RECORDED DATA:
*** Begin section ***
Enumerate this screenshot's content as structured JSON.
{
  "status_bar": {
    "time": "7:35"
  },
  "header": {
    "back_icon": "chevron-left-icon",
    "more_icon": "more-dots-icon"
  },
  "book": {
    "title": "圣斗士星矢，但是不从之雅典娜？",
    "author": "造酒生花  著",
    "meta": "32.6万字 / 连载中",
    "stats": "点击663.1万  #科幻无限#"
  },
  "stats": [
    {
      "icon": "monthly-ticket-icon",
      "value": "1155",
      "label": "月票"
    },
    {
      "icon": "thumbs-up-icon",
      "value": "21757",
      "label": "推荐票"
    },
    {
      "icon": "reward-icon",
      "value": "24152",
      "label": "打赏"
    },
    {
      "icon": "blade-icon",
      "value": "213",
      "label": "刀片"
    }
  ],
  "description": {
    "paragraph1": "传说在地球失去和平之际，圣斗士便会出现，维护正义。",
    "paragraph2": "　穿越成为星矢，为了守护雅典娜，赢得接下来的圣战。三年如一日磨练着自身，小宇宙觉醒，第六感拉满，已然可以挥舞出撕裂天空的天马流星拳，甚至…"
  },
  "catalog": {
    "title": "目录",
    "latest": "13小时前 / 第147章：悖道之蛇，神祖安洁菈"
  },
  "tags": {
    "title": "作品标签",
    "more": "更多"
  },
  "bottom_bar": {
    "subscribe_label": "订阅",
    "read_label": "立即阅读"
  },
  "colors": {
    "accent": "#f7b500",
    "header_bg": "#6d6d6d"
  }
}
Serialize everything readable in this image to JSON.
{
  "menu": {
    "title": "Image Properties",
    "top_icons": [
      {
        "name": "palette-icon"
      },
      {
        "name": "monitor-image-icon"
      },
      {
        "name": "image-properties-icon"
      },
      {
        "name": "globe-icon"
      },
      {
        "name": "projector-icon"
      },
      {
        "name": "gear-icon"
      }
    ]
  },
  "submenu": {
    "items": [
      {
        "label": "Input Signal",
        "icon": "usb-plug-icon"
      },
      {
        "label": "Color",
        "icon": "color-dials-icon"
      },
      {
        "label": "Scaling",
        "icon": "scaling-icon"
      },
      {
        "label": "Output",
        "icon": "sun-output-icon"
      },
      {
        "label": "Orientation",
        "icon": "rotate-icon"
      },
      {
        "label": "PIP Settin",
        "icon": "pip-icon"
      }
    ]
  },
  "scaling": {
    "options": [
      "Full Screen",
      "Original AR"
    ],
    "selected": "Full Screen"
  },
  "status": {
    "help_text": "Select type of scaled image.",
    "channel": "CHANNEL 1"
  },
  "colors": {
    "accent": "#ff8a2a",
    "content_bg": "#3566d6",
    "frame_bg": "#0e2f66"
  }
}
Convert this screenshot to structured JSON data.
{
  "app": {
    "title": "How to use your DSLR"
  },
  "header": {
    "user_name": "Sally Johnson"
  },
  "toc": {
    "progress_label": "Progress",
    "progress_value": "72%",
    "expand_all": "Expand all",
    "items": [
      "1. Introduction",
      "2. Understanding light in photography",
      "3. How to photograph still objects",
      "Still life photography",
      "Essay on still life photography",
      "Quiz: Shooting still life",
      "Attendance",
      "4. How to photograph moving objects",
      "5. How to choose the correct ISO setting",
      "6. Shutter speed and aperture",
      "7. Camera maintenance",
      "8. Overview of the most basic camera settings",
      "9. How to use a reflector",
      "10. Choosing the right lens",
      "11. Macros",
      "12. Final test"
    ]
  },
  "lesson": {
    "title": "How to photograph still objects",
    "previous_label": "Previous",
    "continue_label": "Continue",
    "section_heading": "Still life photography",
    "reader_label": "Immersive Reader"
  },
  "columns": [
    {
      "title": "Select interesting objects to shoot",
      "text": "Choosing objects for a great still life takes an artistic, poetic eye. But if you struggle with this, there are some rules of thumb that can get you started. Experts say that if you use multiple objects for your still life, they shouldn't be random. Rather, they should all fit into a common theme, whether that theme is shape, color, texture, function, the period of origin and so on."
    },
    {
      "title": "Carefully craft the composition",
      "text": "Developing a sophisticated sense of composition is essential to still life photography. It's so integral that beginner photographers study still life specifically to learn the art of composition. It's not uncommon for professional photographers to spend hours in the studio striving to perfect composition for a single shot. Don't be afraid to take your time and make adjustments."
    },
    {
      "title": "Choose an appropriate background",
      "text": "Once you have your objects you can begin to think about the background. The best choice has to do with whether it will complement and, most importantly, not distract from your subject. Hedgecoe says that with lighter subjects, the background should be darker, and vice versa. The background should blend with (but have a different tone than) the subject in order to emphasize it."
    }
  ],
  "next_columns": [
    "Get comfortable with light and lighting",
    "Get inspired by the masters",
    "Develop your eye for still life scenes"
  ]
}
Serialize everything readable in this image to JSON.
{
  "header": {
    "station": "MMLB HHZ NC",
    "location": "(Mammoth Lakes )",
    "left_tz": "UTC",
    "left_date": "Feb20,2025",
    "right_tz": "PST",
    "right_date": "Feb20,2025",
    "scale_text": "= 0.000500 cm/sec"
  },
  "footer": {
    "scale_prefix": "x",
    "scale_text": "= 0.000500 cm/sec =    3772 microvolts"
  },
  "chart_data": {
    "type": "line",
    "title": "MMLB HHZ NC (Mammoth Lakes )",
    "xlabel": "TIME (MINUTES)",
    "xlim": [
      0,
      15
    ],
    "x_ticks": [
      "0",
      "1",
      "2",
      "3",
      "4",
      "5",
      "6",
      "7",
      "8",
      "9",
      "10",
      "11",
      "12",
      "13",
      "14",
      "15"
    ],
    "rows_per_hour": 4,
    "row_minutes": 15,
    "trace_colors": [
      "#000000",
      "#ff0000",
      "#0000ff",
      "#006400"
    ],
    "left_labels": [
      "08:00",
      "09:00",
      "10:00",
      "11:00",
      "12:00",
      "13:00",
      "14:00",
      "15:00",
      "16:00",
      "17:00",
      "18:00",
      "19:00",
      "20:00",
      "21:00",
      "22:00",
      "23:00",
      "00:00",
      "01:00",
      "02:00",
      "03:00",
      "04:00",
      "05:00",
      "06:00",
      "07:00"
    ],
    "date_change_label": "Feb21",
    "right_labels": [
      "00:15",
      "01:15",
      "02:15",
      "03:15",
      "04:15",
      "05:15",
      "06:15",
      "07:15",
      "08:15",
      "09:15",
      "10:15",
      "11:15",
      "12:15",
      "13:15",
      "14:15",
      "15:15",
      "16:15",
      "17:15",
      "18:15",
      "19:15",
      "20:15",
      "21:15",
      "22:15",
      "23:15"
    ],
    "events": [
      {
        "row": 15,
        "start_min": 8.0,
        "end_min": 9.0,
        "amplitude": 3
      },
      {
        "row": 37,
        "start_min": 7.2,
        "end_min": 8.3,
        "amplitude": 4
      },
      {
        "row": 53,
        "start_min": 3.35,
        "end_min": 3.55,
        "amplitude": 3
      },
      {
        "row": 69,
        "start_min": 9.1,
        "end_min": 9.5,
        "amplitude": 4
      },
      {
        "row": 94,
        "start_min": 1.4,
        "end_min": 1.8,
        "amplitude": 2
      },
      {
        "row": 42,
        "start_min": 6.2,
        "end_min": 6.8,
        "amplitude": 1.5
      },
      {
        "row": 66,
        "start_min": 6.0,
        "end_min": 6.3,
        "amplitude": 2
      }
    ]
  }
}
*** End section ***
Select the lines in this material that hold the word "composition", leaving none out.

RESPONSE TO THIS EXERCISE:
      "title": "Carefully craft the composition",
      "text": "Developing a sophisticated sense of composition is essential to still life photography. It's so integral that beginner photographers study still life specifically to learn the art of composition. It's not uncommon for professional photographers to spend hours in the studio striving to perfect composition for a single shot. Don't be afraid to take your time and make adjustments."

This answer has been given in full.